Many factors are at play, but the most likely explanation is that when it comes to designing recruitment and retention processes, it is easier to focus on individuals rather than teams. Head-hunters will not help you build an effective team, but they will happily sell you a lone superstar. Hiring talent rather than developing it is somehow seen as easier or cheaper, but by individuating recruitment in this way we create artificial scarcities and talent marketplaces that relate poorly to the real world of getting work done. The challenge of releasing the talent of all, rather than preferencing the capacities of the few, encapsulates the current talent management dilemma.

One of the consequences of focusing on individuals rather than teams – and managing for individual performance rather than team performance – is that it impedes cross-organisational learning. Why? Because in a war-for-talent company, talent competes with itself, striving for personal success instead of collective success. At Impact, one of our challenges is to help clients enable individuals to talk to each other in ways that are encouraging and that support learning. The more silos there are in our organisations, the more limited our capacity to learn together.

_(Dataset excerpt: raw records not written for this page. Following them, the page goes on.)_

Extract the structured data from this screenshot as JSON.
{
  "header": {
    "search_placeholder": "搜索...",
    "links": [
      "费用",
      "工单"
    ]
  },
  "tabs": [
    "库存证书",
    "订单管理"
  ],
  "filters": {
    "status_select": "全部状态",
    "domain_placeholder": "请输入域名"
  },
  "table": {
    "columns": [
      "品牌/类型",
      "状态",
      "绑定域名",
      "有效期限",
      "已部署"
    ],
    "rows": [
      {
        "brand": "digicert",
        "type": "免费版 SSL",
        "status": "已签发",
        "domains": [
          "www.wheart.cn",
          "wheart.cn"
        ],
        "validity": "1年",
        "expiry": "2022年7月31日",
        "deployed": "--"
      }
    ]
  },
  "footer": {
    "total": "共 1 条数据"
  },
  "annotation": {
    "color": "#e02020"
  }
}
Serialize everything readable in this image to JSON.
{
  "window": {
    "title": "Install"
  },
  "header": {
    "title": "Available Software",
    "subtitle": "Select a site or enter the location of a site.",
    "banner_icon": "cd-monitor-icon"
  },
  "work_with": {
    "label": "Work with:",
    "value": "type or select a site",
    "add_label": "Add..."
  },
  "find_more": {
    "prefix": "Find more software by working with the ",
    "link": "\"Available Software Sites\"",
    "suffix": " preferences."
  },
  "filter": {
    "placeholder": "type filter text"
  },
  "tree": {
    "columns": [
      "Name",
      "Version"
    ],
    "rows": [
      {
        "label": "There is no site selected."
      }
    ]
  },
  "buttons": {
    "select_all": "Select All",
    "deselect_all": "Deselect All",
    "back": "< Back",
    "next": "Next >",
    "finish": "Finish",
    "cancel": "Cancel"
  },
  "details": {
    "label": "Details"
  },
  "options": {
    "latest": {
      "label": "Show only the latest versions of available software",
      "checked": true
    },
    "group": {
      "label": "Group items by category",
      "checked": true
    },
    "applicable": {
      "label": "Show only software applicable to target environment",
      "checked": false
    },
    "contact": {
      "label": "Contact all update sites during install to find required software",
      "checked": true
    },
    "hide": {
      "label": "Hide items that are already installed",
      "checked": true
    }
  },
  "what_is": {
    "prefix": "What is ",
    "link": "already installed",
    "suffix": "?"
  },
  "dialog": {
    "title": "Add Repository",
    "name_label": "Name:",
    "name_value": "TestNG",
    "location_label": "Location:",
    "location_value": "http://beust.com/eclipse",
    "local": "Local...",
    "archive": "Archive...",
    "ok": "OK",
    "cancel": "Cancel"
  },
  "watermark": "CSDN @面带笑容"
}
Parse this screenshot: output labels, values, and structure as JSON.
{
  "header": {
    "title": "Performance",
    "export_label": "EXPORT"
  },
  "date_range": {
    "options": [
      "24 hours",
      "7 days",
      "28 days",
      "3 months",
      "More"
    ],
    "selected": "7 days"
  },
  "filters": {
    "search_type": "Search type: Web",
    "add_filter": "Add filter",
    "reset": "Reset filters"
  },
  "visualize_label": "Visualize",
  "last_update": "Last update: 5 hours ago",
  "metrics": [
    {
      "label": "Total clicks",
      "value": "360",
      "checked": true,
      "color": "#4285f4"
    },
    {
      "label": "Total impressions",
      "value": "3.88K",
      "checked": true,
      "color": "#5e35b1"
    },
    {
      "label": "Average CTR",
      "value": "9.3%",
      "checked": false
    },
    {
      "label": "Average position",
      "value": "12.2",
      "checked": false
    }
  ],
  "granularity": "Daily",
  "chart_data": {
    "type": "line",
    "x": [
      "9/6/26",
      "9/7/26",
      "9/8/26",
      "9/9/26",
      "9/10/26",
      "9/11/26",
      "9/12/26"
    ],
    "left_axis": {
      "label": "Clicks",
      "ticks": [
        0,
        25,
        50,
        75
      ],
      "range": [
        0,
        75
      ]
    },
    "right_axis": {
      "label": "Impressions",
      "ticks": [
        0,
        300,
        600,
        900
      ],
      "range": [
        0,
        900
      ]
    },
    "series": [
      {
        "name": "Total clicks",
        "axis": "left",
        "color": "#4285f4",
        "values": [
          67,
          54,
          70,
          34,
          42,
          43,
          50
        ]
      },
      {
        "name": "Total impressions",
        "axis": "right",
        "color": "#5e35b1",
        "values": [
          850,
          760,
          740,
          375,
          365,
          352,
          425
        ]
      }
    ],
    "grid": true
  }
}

In highly individuated and fragmented organisations, people are reluctant to share their expertise in order to protect and enhance their position. But one of the aspects of great teams is that they work together in service to a collective goal that both transcends and incorporates individual motives and egos. Great teams are brilliant at learning together ­– both from each other and with each other.

An organisation’s ability to learn is fundamental to its capacity to be resilient, to thrive and to adapt. Is this part of the reason why the ‘war for talent’ approach seems not to have served its devotees well? How can we create the cultural conditions through which teams thrive and collective learning drives business success?

Grahame Broadbelt is Impact's Head of Global Communication and Research